Also, if you don't have Visa/Mastercard/Amex CREDIT (not debit) cards, you can't transact with anyone else. And this is most people outside the US. So basically, unless you are well-off US consumers, this doesn't apply to you. And 65% of internet users are not in the US, right?.
So if you are trying to make a system where individuals can make money from each other, and most people are in different countries, this doesn't work. China has its own systems, but like credit cards they work only for China residents. So if a Chinese person is trying to sell a virtual good to an American, that will not work.
Which is why we had to build all the stuff we did for Second Life. If you want a system that allows people to pay each other directly for virtual goods, you need to use either a cryptocurrency or a custom-built solution which takes and makes payments in each of the local forms of currency where your customers are located. The custom solution is a lot of work!
The cryptocurrency approach shares the work with other companies, because the actual exchange of local currency into or out of the cryptocurrency can be done by an exchange (for example Coinbase, if you are using Bitcoin, Ethereum, or Litecoin).
So the virtual world company can use the blockchain currency as payment between users, but they don't need to build an exchange or get all the various licenses.
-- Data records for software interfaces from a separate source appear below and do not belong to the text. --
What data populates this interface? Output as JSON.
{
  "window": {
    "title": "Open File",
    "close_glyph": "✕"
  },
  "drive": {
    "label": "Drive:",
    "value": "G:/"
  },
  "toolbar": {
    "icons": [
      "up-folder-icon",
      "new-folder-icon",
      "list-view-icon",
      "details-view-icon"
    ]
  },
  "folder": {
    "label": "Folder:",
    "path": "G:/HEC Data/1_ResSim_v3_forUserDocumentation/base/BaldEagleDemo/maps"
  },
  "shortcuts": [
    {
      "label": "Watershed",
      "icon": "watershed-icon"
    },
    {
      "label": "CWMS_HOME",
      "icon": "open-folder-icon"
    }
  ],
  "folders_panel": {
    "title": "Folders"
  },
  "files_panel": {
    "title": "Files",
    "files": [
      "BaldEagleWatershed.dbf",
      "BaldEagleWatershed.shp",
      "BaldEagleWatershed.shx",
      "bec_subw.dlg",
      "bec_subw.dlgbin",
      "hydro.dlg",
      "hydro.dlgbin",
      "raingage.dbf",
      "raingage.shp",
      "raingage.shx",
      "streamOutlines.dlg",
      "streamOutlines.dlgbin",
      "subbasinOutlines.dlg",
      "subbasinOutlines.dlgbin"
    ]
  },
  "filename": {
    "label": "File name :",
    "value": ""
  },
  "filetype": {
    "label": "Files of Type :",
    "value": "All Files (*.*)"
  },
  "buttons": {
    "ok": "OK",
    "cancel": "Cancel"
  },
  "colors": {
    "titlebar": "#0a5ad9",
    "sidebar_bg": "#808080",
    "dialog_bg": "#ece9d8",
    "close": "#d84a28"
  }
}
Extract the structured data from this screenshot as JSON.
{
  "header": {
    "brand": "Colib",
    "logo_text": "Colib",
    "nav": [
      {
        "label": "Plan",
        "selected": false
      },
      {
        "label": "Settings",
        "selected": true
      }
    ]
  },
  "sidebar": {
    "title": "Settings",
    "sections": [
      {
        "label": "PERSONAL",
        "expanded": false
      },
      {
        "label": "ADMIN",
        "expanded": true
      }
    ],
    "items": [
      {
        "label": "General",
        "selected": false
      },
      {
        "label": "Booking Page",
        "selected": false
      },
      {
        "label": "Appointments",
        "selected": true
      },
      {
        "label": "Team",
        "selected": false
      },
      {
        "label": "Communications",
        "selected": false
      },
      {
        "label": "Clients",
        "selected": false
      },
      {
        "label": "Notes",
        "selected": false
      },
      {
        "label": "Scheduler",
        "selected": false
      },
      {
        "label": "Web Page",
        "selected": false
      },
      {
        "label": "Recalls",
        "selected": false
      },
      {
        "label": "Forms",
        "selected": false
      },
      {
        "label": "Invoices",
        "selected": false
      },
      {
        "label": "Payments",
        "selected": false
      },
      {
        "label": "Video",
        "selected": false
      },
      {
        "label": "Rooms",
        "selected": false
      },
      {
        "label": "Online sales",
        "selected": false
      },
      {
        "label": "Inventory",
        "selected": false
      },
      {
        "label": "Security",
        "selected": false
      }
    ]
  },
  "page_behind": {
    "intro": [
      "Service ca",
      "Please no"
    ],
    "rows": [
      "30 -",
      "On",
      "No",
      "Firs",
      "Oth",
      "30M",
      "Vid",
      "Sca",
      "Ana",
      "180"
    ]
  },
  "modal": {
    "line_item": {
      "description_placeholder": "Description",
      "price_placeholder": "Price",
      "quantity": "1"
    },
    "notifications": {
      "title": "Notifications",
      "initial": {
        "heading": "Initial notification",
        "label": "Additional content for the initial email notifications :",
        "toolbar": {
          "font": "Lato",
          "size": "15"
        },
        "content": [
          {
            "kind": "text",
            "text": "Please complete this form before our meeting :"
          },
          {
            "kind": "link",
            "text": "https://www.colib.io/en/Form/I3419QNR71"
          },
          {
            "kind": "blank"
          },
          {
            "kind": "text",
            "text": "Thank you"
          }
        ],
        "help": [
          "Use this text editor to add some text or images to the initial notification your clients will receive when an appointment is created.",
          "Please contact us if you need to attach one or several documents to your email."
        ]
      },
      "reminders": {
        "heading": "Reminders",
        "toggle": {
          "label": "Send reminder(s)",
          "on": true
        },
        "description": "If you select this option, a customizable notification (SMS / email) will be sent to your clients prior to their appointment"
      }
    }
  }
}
This is a huge development savings.
I'm obviously biased, so I'll just say there are very valid points on both sides. Ultimately, the best case is the one that is sustainable with consumer usage -- both now and in the long term, when (hopefully), online worlds with their own exchangeable virtual currency become more commonplace.